Research has shown that having a sponsor makes a significant difference in terms of career progression, and for me this has really enhanced the programme. I was really lucky to be paired with Chris Hughes, who has made meaningful introductions and been a really useful port of call for advice and steerage. I’m now involved in several working groups, which has increased my visibility and embedded me into the systems and processes at Warwick. Thus, having sponsors incorporated into the programme is of real value. I’ve gained a better understanding of operations and strategies at Warwick – this is my fourth year at Warwick, and two of them have been during COVID, so this has been a really productive programme on many fronts.

"There are only a handful of universities in the country running a programme like this, so the very fact that Warwick has recognised that there is a systemic issue is a step in the right direction."

I also believe that it is important to support a programme such as this in order to bring about change. The change is to create a HE landscape that is inclusive, representative, and more diverse at all levels. Moreover, I also believe that we have a collective responsibility, to develop the leadership and talent pipeline.

A programme such as this demonstrates a commitment to support the removal of barriers that are systemic within the HE sector where women and BAME academics are not proportionately represented in leadership positions. Progress in terms of appointments of women to VC roles are due to increasing awareness in universities, according to Professor Barnes. ‘People have been gender-blind in the past and bringing the issue to the fore has helped,’ she says. Similarly, progress must be made for other groups.

 

How did the programme work for you and how did you work with your sponsor?

The course content was well thought out and relevant. The guest speakers that came, including the internal speakers, supported the course content. Their experiences corresponded with some of my own experiences as an Associate Dean or Head of Department. The programme was very comprehensive and well structured.

Chris Hughes and I have had discussions about my career progression at Warwick, and how we can translate that knowledge and experience into a tangible way forward.

 

"The key thing is that the blockage within the talent pipeline must be pushed along, and real change has to be made to diversify the landscape of leadership."

Overall, what are your reflections on the programme?

First and foremost, I want to thank Kulbir and Rob for putting on a programme such as this. There are only a handful of universities in the country running a programme like this, so the very fact that Warwick has recognised that there is a systemic issue is a step in the right direction. The benefits of a programme such as this will support the next REF 2028 submission in terms of environment and enhance our Race Equality Charter and Athena Swan submission. It will enhance the research, learning, and teaching culture and in turn benefit all of us – all staff, all students – because we are enhancing and developing a more inclusive and representative culture at all levels.
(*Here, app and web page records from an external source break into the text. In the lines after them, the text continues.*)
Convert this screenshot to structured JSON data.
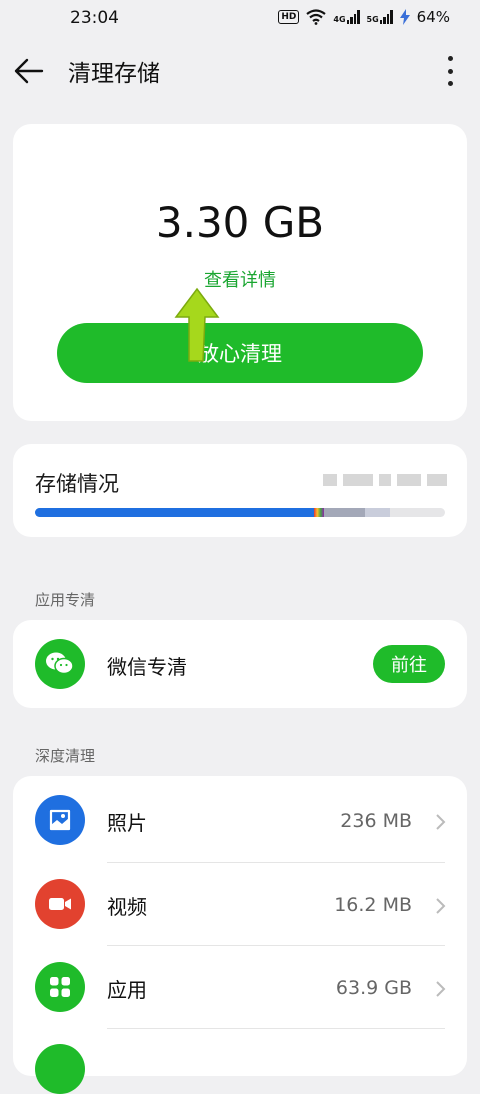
{
  "status": {
    "time": "23:04",
    "hd": "HD",
    "net1": "4G",
    "net2": "5G",
    "battery": "64%"
  },
  "header": {
    "title": "清理存储"
  },
  "summary": {
    "size": "3.30 GB",
    "detail_link": "查看详情",
    "clean_button": "放心清理"
  },
  "storage": {
    "label": "存储情况"
  },
  "app_section": {
    "label": "应用专清",
    "items": [
      {
        "label": "微信专清",
        "action": "前往"
      }
    ]
  },
  "deep_section": {
    "label": "深度清理",
    "items": [
      {
        "label": "照片",
        "size": "236 MB",
        "icon": "photo-icon",
        "color": "#1f6fe0"
      },
      {
        "label": "视频",
        "size": "16.2 MB",
        "icon": "video-icon",
        "color": "#e2422f"
      },
      {
        "label": "应用",
        "size": "63.9 GB",
        "icon": "apps-grid-icon",
        "color": "#1fbb2a"
      }
    ]
  },
  "colors": {
    "accent_green": "#1fbb2a",
    "link_green": "#1aa631",
    "storage_blue": "#1f6fe0"
  }
}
The real success of the programme will be evident when we see the programme bear fruit with persons from BAME communities in senior management positions.

The key thing is that the blockage within the talent pipeline must be pushed along, and real change has to be made to diversify the landscape of leadership. It is a really good programme, and I would like to see it rolled out and become mainstream, so this won’t be an exception, it becomes part and parcel of the suite of programmes that are available for staff – not just at Warwick, but across the sector.

 

Find out more...

Read more about Warwick's commitment, progress, and areas for improvement on social inclusion in our Report on Progress. Celebreate staff contributions to making Warwick a better place to live, study, and work on our Social Inclusion Award pages. And, discover more of the work we are doing to increase staff and student diversity to maximise creativity and innovation on our Projects page.